• [Work order]: Report each line of the data below in which "this" appears.

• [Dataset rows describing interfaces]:
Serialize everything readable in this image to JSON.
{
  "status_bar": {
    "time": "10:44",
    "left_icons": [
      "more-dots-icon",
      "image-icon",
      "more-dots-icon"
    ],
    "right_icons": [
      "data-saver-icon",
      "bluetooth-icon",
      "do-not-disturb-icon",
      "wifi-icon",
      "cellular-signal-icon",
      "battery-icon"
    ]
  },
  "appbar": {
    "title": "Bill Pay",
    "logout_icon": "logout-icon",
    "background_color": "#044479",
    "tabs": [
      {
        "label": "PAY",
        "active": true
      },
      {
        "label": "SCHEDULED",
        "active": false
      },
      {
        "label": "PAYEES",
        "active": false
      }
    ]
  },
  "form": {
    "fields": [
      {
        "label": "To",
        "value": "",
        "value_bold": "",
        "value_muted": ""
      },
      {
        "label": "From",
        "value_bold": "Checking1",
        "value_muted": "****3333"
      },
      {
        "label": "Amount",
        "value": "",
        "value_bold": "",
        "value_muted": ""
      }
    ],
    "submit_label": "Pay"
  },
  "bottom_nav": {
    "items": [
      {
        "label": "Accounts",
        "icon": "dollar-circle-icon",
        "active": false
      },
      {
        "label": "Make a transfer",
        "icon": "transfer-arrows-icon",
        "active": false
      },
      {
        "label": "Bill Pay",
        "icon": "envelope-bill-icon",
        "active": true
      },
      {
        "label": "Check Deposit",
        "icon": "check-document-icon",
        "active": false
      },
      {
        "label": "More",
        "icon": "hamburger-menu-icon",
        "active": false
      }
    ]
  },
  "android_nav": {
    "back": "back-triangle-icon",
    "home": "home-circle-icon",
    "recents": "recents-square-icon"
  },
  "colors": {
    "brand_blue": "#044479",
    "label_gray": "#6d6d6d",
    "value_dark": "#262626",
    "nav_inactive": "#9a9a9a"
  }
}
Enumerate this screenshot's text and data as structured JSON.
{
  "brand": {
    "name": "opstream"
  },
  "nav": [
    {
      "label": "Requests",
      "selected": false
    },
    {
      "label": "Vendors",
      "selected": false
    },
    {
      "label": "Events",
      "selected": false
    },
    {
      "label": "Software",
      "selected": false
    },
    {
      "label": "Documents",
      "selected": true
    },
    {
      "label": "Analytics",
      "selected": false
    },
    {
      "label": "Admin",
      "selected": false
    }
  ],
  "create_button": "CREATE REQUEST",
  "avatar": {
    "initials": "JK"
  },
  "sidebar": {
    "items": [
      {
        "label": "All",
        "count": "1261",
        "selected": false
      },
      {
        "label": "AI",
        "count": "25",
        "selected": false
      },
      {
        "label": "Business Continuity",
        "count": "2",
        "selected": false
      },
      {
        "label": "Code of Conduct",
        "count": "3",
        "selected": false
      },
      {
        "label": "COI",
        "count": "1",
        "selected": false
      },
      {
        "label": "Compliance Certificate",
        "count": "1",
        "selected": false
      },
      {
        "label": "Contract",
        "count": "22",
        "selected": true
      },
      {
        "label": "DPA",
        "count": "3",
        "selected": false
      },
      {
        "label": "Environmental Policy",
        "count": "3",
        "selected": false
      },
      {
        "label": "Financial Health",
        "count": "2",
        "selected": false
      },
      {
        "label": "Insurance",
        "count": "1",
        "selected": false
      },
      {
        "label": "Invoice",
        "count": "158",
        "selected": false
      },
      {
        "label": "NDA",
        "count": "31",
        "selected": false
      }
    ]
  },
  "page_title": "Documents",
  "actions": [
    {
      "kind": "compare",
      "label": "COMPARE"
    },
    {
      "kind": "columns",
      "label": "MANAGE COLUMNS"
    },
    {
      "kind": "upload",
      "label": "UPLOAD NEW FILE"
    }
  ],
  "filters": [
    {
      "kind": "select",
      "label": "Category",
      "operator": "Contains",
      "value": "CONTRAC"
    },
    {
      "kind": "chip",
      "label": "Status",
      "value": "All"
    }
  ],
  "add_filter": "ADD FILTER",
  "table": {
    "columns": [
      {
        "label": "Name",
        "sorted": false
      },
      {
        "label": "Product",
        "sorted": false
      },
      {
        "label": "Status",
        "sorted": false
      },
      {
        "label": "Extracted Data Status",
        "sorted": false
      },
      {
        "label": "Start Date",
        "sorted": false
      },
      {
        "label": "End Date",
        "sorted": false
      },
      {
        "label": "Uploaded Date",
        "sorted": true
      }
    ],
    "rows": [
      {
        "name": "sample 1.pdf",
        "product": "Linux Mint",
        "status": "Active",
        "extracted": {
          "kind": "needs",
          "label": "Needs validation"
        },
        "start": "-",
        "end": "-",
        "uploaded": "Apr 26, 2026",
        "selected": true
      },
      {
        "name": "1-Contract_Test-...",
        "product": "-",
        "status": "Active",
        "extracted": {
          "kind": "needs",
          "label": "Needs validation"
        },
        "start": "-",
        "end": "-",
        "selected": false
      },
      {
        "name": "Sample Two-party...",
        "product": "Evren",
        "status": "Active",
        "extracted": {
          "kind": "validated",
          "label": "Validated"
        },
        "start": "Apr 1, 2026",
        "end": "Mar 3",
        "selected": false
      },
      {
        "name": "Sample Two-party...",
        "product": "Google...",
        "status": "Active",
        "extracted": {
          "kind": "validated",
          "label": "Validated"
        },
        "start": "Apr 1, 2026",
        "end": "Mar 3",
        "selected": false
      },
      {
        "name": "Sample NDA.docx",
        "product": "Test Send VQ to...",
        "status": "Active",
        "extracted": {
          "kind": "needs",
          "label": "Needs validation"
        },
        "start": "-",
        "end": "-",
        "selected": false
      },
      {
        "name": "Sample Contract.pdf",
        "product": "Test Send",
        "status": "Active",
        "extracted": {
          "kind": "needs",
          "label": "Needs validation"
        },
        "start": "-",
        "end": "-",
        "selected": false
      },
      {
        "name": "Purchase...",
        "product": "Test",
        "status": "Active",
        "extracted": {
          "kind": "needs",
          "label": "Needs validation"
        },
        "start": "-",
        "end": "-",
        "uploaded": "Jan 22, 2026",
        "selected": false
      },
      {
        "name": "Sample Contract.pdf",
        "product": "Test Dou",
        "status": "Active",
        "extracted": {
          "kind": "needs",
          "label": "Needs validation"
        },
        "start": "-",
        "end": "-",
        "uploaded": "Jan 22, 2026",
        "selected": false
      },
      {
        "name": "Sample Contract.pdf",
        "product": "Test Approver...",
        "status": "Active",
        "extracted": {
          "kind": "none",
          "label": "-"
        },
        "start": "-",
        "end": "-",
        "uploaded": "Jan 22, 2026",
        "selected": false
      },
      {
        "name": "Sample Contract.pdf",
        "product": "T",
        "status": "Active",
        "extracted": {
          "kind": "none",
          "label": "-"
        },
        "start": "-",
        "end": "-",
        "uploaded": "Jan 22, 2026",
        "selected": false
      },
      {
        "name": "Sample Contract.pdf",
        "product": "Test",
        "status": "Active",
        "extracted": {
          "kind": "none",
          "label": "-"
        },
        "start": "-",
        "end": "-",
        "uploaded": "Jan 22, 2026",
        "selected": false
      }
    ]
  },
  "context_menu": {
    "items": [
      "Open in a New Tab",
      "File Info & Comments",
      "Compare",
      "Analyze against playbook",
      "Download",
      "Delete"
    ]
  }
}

• [Exercise result]:
Serialize everything readable in this image to JSON.
Enumerate this screenshot's text and data as structured JSON.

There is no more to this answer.